Maggie Day Conran, mother passed away from Alzheimer’s
My mom was diagnosed with early-onset Alzheimer’s six years ago. And last month, in the bed she shared with my dad for forty years, in the home I grew up in, she passed away.
My sister, dad and I were by her side (so were her cat and dog), holding her hands, telling her how much we loved her, thanking her for raising us and loving us and making us laugh, crying tears of unbelievable sadness and relief, and praying for her to let go and be at peace. Eleven days after she could no longer eat or drink, she finally gave in. Once a fighter, always a fighter.
She was 68 years old.
This seems unimaginably young to die from such a death. From any death, really, but especially this one. I used to think Alzheimer’s was pronounced “Old Timers” because I only ever knew really old people who had it. My mom wasn’t even old enough to retire. How could she possibly get Old Timers?!
And yet, I know she’s not alone.
My sister and I attended the Alzheimer’s Association Caregiver’s Conference a couple years ago and couldn’t help but notice that we were the youngest people in the room. This made us feel sad and angry and really sorry for ourselves. “We’re way too young to be dealing with a mom with Old Timers,” we whispered between speakers. “This is so unfair!”
But then we started talking to people.
While by and large we were some of the youngest people there who were losing a parent to this disease (“Grandparents don’t count,” we would angrily tell each other. “We don’t even HAVE grandparents!”), we were not the only ones dealing with an early-onset diagnosis.
We met one woman whose husband had been recently diagnosed. He was still in the early stages of the disease where symptoms and behaviors are mild enough that they’re almost funny. One of their biggest concerns was making sure he cheered for the right team while watching his kids’ high school baseball games.
That almost killed me.
Because, while I still felt like we’d been robbed by this terrible disease, I now had some perspective. It could have been SO MUCH worse. My mom got to see me and my sister grow up. To graduate from college and get married and have kids and just generally jump out of the nest and fly. As a mother myself, I imagine that has to be the greatest feeling in the world. To know that all your years of hard work and sacrifice were not in vain. That all the life lessons and foundations and love and support you gave year after year actually paid off. That your life’s work truly meant something. I can’t even imagine how fulfilling that must have been.

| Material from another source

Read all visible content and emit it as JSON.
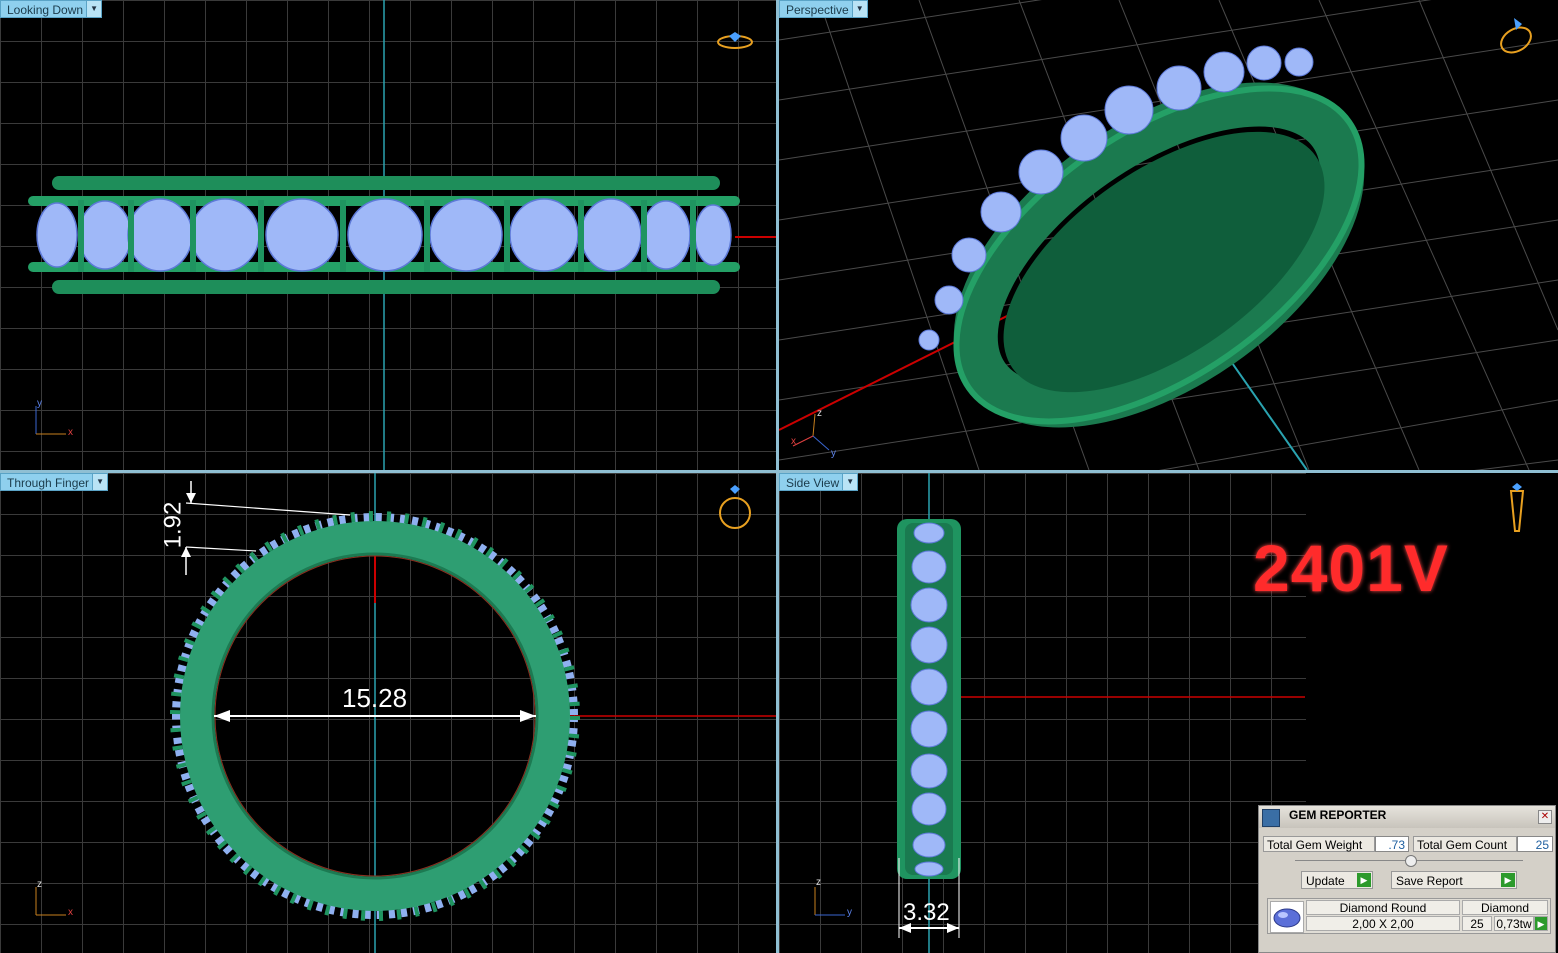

As we gathered around my mom for the last week and a half of her life, I couldn’t help thinking, she kind of nailed this. I mean, who gets to die at home surrounded by the ones they love? It’s what most of us want but how many actually get to go out that way?
It’s a testament to the surprisingly great job my dad did caring for her that she never had to go to a nursing home. If you would have told me he’d be able to do it five years ago, I never would’ve believed it. And yet, he completely rose to the occasion. I guess, in a way, we all did.
As people came by the house to say goodbye, I was touched by how far reaching my mom’s love had been. Story after story filled my heart with joy as I realized what a full life my mom had lived. Sure, it had been cut short, but quality always prevails over quantity.
Those last ten days together were some of the most precious of my life. I am so grateful to my mom for laying the foundation. For teaching us right up to the very end. For showing us that even on the darkest days, there’s always a reason to laugh. For knowing that a good game of Cribbage can fix almost anything. She will live on forever in the hearts and minds of those she loved and for that, I am truly grateful.